We’re going to run out of prims.
Our little Media Zoo Island may not be “real”, in the original sense of the word, but it has always managed to have real effects on its visitors. Interest, inspiration, acquiring information, learning, even fun. But with every silver lining comes a cloud, a real effect we could do without – limited resources.
In the physical world, the talk is of “credit crunch” (a dated term already?), economic crisis, cuts. In the virtual world of our Media Zoo Island the limits are much more self-inflicted. We have embarked on a major project, SWIFT, and it’s testing the virtual world of Second Life to its limits. We want to display information in ways this virtual world was never designed for, we want animations that directly support each student’s learning needs at critical moments, and we want a virtual genetics laboratory where 30 students can each have all the equipment they need to practice screening genetic material for inherited diseases. That’s 30 sets of equipment, all in use at the same time.

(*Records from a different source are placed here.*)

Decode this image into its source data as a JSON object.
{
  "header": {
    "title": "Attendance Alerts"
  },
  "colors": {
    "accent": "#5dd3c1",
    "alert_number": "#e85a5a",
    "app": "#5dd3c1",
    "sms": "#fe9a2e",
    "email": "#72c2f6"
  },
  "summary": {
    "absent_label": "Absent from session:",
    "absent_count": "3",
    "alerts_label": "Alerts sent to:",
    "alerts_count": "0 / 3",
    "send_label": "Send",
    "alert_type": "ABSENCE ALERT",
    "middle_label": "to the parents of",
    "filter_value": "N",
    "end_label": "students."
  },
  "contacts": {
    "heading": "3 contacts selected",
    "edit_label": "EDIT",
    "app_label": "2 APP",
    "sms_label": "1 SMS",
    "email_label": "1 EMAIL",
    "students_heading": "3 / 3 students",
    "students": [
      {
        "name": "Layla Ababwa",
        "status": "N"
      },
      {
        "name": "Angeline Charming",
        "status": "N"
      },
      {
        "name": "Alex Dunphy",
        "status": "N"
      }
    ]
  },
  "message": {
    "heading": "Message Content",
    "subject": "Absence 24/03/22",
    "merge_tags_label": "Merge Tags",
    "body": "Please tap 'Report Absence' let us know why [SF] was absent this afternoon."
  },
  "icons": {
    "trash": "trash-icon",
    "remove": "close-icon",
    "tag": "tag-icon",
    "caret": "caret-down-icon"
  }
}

In a physical laboratory, one wouldn’t imagine trying this (at least, not without a multi-millionaire benefactor), but the virtual world is different. Not having to work within the laws of physics – such as time, gravity and cause-and-effect – makes it much easier to create machines than in the physical world. Of course, they only give the illusion of working, but that can be quite sufficient to generate an effective learning experience.

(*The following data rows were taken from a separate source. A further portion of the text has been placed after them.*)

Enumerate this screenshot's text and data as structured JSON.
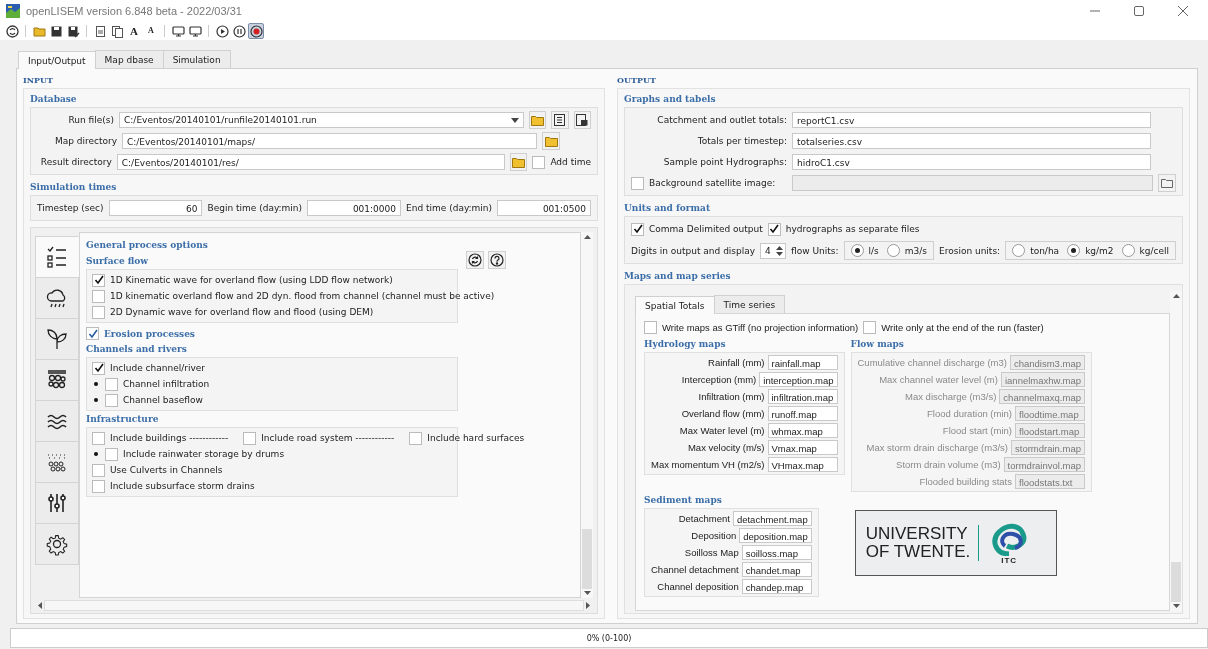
{
  "window": {
    "title": "openLISEM version 6.848 beta - 2022/03/31"
  },
  "toolbar": [
    {
      "kind": "reset",
      "pressed": false
    },
    {
      "kind": "separator"
    },
    {
      "kind": "open",
      "pressed": false
    },
    {
      "kind": "save",
      "pressed": false
    },
    {
      "kind": "save-as",
      "pressed": false
    },
    {
      "kind": "separator"
    },
    {
      "kind": "doc",
      "pressed": false
    },
    {
      "kind": "docs",
      "pressed": false
    },
    {
      "kind": "font-up",
      "glyph": "A",
      "pressed": false
    },
    {
      "kind": "font-down",
      "glyph": "A",
      "pressed": false
    },
    {
      "kind": "separator"
    },
    {
      "kind": "screen",
      "pressed": false
    },
    {
      "kind": "screen",
      "pressed": false
    },
    {
      "kind": "separator"
    },
    {
      "kind": "run",
      "pressed": false
    },
    {
      "kind": "pause",
      "pressed": false
    },
    {
      "kind": "stop",
      "pressed": true
    }
  ],
  "tabs": [
    {
      "label": "Input/Output",
      "selected": true
    },
    {
      "label": "Map dbase",
      "selected": false
    },
    {
      "label": "Simulation",
      "selected": false
    }
  ],
  "input": {
    "title": "INPUT",
    "database": {
      "title": "Database",
      "run_file": {
        "label": "Run file(s)",
        "value": "C:/Eventos/20140101/runfile20140101.run"
      },
      "map_directory": {
        "label": "Map directory",
        "value": "C:/Eventos/20140101/maps/"
      },
      "result_directory": {
        "label": "Result directory",
        "value": "C:/Eventos/20140101/res/"
      },
      "add_time": {
        "label": "Add time",
        "checked": false
      }
    },
    "simulation_times": {
      "title": "Simulation times",
      "fields": [
        {
          "label": "Timestep (sec)",
          "value": "60"
        },
        {
          "label": "Begin time (day:min)",
          "value": "001:0000"
        },
        {
          "label": "End time (day:min)",
          "value": "001:0500"
        }
      ]
    }
  },
  "options": {
    "side_tabs": [
      {
        "kind": "checklist",
        "selected": true
      },
      {
        "kind": "rain",
        "selected": false
      },
      {
        "kind": "plant",
        "selected": false
      },
      {
        "kind": "soil",
        "selected": false
      },
      {
        "kind": "waves",
        "selected": false
      },
      {
        "kind": "sediment",
        "selected": false
      },
      {
        "kind": "sliders",
        "selected": false
      },
      {
        "kind": "gear",
        "selected": false
      }
    ],
    "title": "General process options",
    "groups": [
      {
        "kind": "box",
        "title": "Surface flow",
        "items": [
          {
            "bullet": false,
            "checks": [
              {
                "label": "1D Kinematic wave for overland flow (using LDD flow network)",
                "checked": true
              }
            ]
          },
          {
            "bullet": false,
            "checks": [
              {
                "label": "1D kinematic overland flow and 2D dyn. flood from channel (channel must be active)",
                "checked": false
              }
            ]
          },
          {
            "bullet": false,
            "checks": [
              {
                "label": "2D Dynamic wave for overland flow and flood (using DEM)",
                "checked": false
              }
            ]
          }
        ]
      },
      {
        "kind": "check",
        "title": "Erosion processes",
        "checked": true
      },
      {
        "kind": "box",
        "title": "Channels and rivers",
        "items": [
          {
            "bullet": false,
            "checks": [
              {
                "label": "Include channel/river",
                "checked": true
              }
            ]
          },
          {
            "bullet": true,
            "checks": [
              {
                "label": "Channel infiltration",
                "checked": false
              }
            ]
          },
          {
            "bullet": true,
            "checks": [
              {
                "label": "Channel baseflow",
                "checked": false
              }
            ]
          }
        ]
      },
      {
        "kind": "box",
        "title": "Infrastructure",
        "items": [
          {
            "bullet": false,
            "checks": [
              {
                "label": "Include buildings ------------",
                "checked": false
              },
              {
                "label": "Include road system ------------",
                "checked": false
              },
              {
                "label": "Include hard surfaces",
                "checked": false
              }
            ]
          },
          {
            "bullet": true,
            "checks": [
              {
                "label": "Include rainwater storage by drums",
                "checked": false
              }
            ]
          },
          {
            "bullet": false,
            "checks": [
              {
                "label": "Use Culverts in Channels",
                "checked": false
              }
            ]
          },
          {
            "bullet": false,
            "checks": [
              {
                "label": "Include subsurface storm drains",
                "checked": false
              }
            ]
          }
        ]
      }
    ]
  },
  "output": {
    "title": "OUTPUT",
    "graphs": {
      "title": "Graphs and tabels",
      "fields": [
        {
          "label": "Catchment and outlet totals:",
          "value": "reportC1.csv"
        },
        {
          "label": "Totals per timestep:",
          "value": "totalseries.csv"
        },
        {
          "label": "Sample point Hydrographs:",
          "value": "hidroC1.csv"
        }
      ],
      "background": {
        "label": "Background satellite image:",
        "checked": false,
        "disabled": true
      }
    },
    "units": {
      "title": "Units and format",
      "checks": [
        {
          "label": "Comma Delimited output",
          "checked": true
        },
        {
          "label": "hydrographs as separate files",
          "checked": true
        }
      ],
      "digits": {
        "label": "Digits in output and display",
        "value": "4"
      },
      "flow_units": {
        "label": "flow Units:",
        "options": [
          {
            "label": "l/s",
            "selected": true
          },
          {
            "label": "m3/s",
            "selected": false
          }
        ]
      },
      "erosion_units": {
        "label": "Erosion units:",
        "options": [
          {
            "label": "ton/ha",
            "selected": false
          },
          {
            "label": "kg/m2",
            "selected": true
          },
          {
            "label": "kg/cell",
            "selected": false
          }
        ]
      }
    },
    "maps": {
      "title": "Maps and map series",
      "tabs": [
        {
          "label": "Spatial Totals",
          "selected": true
        },
        {
          "label": "Time series",
          "selected": false
        }
      ],
      "checks": [
        {
          "label": "Write maps as GTiff (no projection information)",
          "checked": false
        },
        {
          "label": "Write only at the end of the run (faster)",
          "checked": false
        }
      ],
      "hydrology": {
        "title": "Hydrology maps",
        "disabled": false,
        "fields": [
          {
            "label": "Rainfall (mm)",
            "value": "rainfall.map"
          },
          {
            "label": "Interception (mm)",
            "value": "interception.map"
          },
          {
            "label": "Infiltration (mm)",
            "value": "infiltration.map"
          },
          {
            "label": "Overland flow (mm)",
            "value": "runoff.map"
          },
          {
            "label": "Max Water level  (m)",
            "value": "whmax.map"
          },
          {
            "label": "Max velocity (m/s)",
            "value": "Vmax.map"
          },
          {
            "label": "Max momentum VH (m2/s)",
            "value": "VHmax.map"
          }
        ]
      },
      "flow": {
        "title": "Flow maps",
        "disabled": true,
        "fields": [
          {
            "label": "Cumulative channel discharge (m3)",
            "value": "chandism3.map"
          },
          {
            "label": "Max channel water level (m)",
            "value": "iannelmaxhw.map"
          },
          {
            "label": "Max discharge (m3/s)",
            "value": "channelmaxq.map"
          },
          {
            "label": "Flood duration (min)",
            "value": "floodtime.map"
          },
          {
            "label": "Flood start (min)",
            "value": "floodstart.map"
          },
          {
            "label": "Max storm drain discharge (m3/s)",
            "value": "stormdrain.map"
          },
          {
            "label": "Storm drain volume (m3)",
            "value": "tormdrainvol.map"
          },
          {
            "label": "Flooded building stats",
            "value": "floodstats.txt"
          }
        ]
      },
      "sediment": {
        "title": "Sediment maps",
        "disabled": false,
        "fields": [
          {
            "label": "Detachment",
            "value": "detachment.map"
          },
          {
            "label": "Deposition",
            "value": "deposition.map"
          },
          {
            "label": "Soilloss Map",
            "value": "soilloss.map"
          },
          {
            "label": "Channel detachment",
            "value": "chandet.map"
          },
          {
            "label": "Channel deposition",
            "value": "chandep.map"
          }
        ]
      },
      "logo": {
        "line1": "UNIVERSITY",
        "line2": "OF TWENTE.",
        "mark": "ITC"
      }
    }
  },
  "status_bar": {
    "progress": "0% (0-100)"
  }
}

Yet even in the virtual world, there is a cost. Machines and other objects are created using “prims” – malleable building blocks that can be used to create surprisingly effective virtual objects. Even though something like a PCR Thermocycler takes only 44 of these prims, we need twenty such devices, thirty 12-prim UV Transilluminators – the list is long. With everything else on the island, it soon adds up to the 15,000 prim limit.
So, as everywhere, it seems that our virtual world will need some “austerity measures”. We’ve already found enough unused objects to release half the shortfall, and will redesign others to use less resources.
Reaching the limit of virtual resources is certainly not the biggest challenge for the SWIFT team, but it is, perhaps, one of the most contemporary.
Paul Rudman, BDRA